Short bio: Computer Scientist, FOSS supporter (read more)
Tux Machines (TM)-specific
CeBIT Australia, the largest Information and Communications Technology (ICT) event for business in the region, has announced cooperation with a number of associations and organisations, in setting up targeted exhibition programs for CeBIT Australia 2006.
Eric Raymond's recent attack on a Microsoft recruiter has sharply divided the Linux community, with some applauding his bluntness and honesty, while others accused him of exaggerating his own achievements.
Let's be honest for a moment. How many of us were drawn to Linux because, in comparison with battleship grey Windows boringness and Chardonnay-sipping Mac pretension, Linux seemed... fun?

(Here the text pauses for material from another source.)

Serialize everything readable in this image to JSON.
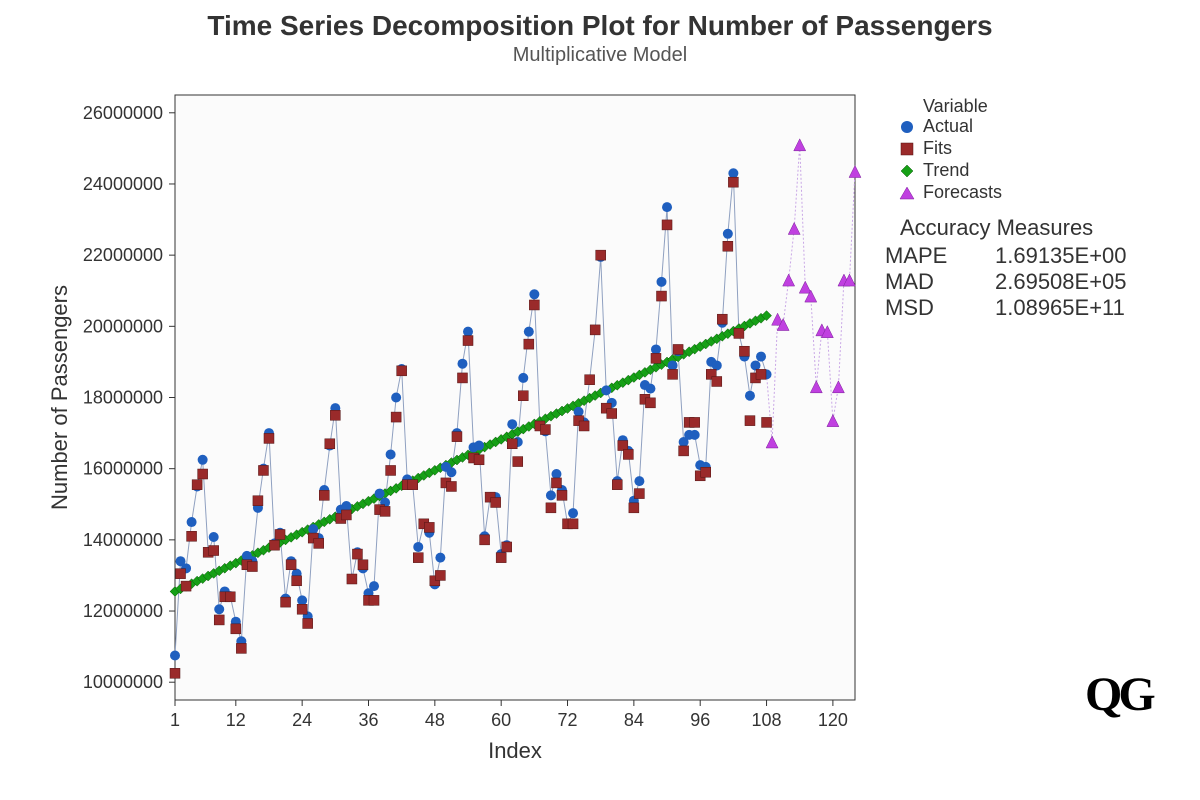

The source code of the much popular security tool Nessus will no longer be available for the public. Starting from the next release, Nessus will be distributed freely, but not under GPL.
The October issue of TUX is now available for download. In this issue:
*Who Let the GNOME Dogs Out?
*Inkscape: the Elements of Design
*Playing Windows Games on Linux with Cedega
Socialtext Inc. plans to open-source more than 80% of its software, the company announced Wednesday. The U.S. start-up specializes in software and support for enterprises looking to set up their own internal wikis and Web logs.
Q&A: IBM executive Steve Mills says the company is well-positioned to dominate over open-source startup groups; he cites IBM's stability and "deep customer relationships."
A Sun Microsystems executive says the OpenDocument format has the potential to change the world.
Venture capitalist Danny Rimer has made investments in companies across the open-source landscape, including MySQL, Zend, TrollTech, and SourceLabs. Reporter Sarah Lacy caught up with Rimer to chat about his European advantage and why he won't make certain open-source investments.
Schools should implement an open source authentication system to give parents and pupils secure access to online content, says a government organisation.
Charles Brenner entered the open-source realm several years ago the way most others do: rolling out Linux in an effort to save a few dollars.
Open source software isn't a craze and won't be a short-lived fad in the corporate IT environment. More importantly, OSS isn't being put on the back burner by the corporate world. For every wait-and-see CIO, there are dozens who are eager to leverage the value of OSS in their organizations.
What will become of open-source companies when they grow up? Will there be an open-source dot bomb, or is the investment going into open source leading the way for a whole new kind of software company?
They say that politics makes strange bedfellows and this weekend was certainly no exception. On Friday, progressive activists, software developers and Oregon State University's Open Source Lab (OSUOSL) joined forces to highlight the growing open source software movement and Oregon's increasingly prominent role in it.
This software movement is branching into not just mainstream business applications but also the associated services. And VCs are eager to help.